An ingenious defence was made in a case tried at Galway at the present assizes. M. Connelly was placed at the bar and arraigned, the grand jury having presented him as a vagrant. The evidence adduced against him clearly proved that he was a notorious bad character. He had no settled place of residence, was constantly brought before the magistrate at petty sessions on charges of sheep-stealing and killing sheep; he has publicly sold in markets legs of mutton at 6d each, and was committed for trial both at quarter sessions and assizes; but so ingeniously did he continue to commit these offences that evidence could not be adduced legally to convict him. That he was a public nuisance was proved by four gentlemen, two of whom were magistrates, namely, J.B. Kernan, R.M., and – Jopdell Esq., before whom the prisoner had been frequently brought, and upon the corpulent appearance of the second named gentleman the prisoner made part of his defence.
The case for the prosecution having closed, and the prisoner being called on for his defence, made a few observations in Irish, which Mr. W. Bourke stated he would, for the information of the court, translate, the statement of the prisoner being both ingenious and poetic. Baron Lefroy expressed his thanks to Mr Bourke.
Mr Bourke said, “my lord, the prisoner submits that all the evidence given on the part of the prosecution must be construed in his favour, and that the fact of his being so often tried, and on no occasion convicted, clearly shows he must be an honest man -(laughter).
For the same reason, my lord, as the prisoner states, that the more frequently gold is molten in the furnace and tried for its genuine character the purer it becomes” (loud and continued laughter, in which Baron Lefroy heartily joined).

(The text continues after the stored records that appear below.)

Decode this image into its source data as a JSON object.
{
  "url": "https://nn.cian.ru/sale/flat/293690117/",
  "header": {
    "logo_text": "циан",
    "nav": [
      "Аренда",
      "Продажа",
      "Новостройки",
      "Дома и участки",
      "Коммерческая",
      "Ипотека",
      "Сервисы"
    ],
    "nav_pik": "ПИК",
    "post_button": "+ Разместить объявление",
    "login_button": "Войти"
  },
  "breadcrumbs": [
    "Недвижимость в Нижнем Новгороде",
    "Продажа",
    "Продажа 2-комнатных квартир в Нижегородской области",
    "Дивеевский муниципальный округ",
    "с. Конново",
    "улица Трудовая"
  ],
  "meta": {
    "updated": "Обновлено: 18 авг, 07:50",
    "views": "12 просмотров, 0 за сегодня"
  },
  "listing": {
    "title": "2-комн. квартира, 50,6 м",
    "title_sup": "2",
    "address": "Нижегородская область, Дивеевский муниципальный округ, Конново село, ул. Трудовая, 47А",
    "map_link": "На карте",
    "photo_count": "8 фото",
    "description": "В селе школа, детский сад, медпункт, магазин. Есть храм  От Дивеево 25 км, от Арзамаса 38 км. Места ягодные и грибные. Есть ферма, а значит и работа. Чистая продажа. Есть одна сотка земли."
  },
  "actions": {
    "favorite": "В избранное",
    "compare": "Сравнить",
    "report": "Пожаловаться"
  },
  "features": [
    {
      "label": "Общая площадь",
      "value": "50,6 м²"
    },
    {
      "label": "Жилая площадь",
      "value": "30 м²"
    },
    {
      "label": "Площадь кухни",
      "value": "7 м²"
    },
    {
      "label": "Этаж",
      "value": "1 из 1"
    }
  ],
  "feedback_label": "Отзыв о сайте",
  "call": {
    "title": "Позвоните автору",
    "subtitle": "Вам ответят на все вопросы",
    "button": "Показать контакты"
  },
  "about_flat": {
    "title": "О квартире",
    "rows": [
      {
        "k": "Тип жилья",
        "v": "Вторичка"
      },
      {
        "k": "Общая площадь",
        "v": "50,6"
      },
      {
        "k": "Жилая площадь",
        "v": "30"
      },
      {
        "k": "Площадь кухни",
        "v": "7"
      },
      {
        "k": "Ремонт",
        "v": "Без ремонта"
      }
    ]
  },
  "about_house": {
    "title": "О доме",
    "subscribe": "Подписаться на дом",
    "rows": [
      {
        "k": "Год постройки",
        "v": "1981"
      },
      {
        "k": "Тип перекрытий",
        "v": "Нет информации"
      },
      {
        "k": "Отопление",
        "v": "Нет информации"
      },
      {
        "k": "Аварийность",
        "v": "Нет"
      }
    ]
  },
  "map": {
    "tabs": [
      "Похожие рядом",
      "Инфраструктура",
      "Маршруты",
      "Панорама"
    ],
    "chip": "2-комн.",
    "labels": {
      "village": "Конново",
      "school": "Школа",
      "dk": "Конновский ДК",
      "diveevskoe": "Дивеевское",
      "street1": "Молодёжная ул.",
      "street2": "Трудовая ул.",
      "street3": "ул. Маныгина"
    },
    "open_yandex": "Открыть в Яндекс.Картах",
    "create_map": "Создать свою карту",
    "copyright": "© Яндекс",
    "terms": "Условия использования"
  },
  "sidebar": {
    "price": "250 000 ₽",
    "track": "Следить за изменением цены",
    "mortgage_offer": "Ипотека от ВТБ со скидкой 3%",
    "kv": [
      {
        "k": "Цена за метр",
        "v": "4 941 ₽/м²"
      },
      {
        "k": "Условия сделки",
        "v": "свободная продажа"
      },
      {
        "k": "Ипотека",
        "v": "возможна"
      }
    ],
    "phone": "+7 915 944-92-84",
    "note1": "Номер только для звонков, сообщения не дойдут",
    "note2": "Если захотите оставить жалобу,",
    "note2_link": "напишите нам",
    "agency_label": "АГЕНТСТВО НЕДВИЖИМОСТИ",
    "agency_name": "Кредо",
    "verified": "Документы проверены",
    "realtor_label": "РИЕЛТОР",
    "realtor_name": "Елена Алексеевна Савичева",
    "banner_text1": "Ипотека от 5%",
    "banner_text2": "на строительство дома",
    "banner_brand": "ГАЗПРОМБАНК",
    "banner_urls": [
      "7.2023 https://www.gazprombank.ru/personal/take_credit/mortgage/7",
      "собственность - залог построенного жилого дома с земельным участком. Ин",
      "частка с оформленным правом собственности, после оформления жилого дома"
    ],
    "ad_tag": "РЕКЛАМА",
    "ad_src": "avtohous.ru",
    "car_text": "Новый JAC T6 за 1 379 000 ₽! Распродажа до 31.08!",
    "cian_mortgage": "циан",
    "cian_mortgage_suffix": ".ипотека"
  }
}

“He further submits, my lord, that his case is analagous to that of Jonas in the whale’s belly (laughter). When Jonas escaped from the belly of the whale he went forth an untainted character. The prisoner insists he should be considered a Jonas as he escaped from the clutches of Mr. Lopdell, who is very like a whale, and who sought to devour him” (loud laughter).
He further, my lord, insists that the fact of his having meat frequently in his possession, and having gone about the country selling legs of mutton, demonstratively proves his innocence, for that it is merely evidence to show he is a man of industrious habits prosecuting his trade as a butches (loud laughter).
He submits, my lord, to go into the dock and stand his trial for sheep stealing or any other offence that may be brought against him; but he denies the existence of a power in the jury to find him guilty as a vagrant, the whole weight of the evidence, in his opinion, going to prove that he is an honest man (loud laughter).
Under these circumstances the prisoner, whose statement I have literally translated, submits he is entitled to an acquittal.”
Baron Lefroy, who was greatly amused during Mr. Bourke’s delivery of the translation of the prisoner’s statement, said it was a defence very proper for a jury to deal with, which the gentlemen in the box did, by finding the prisoner “guilty”. He was sentenced to the usual penalty in such cases, namely, to find security within three months for his future good behaviour, or in default thereof to be transported for seven years.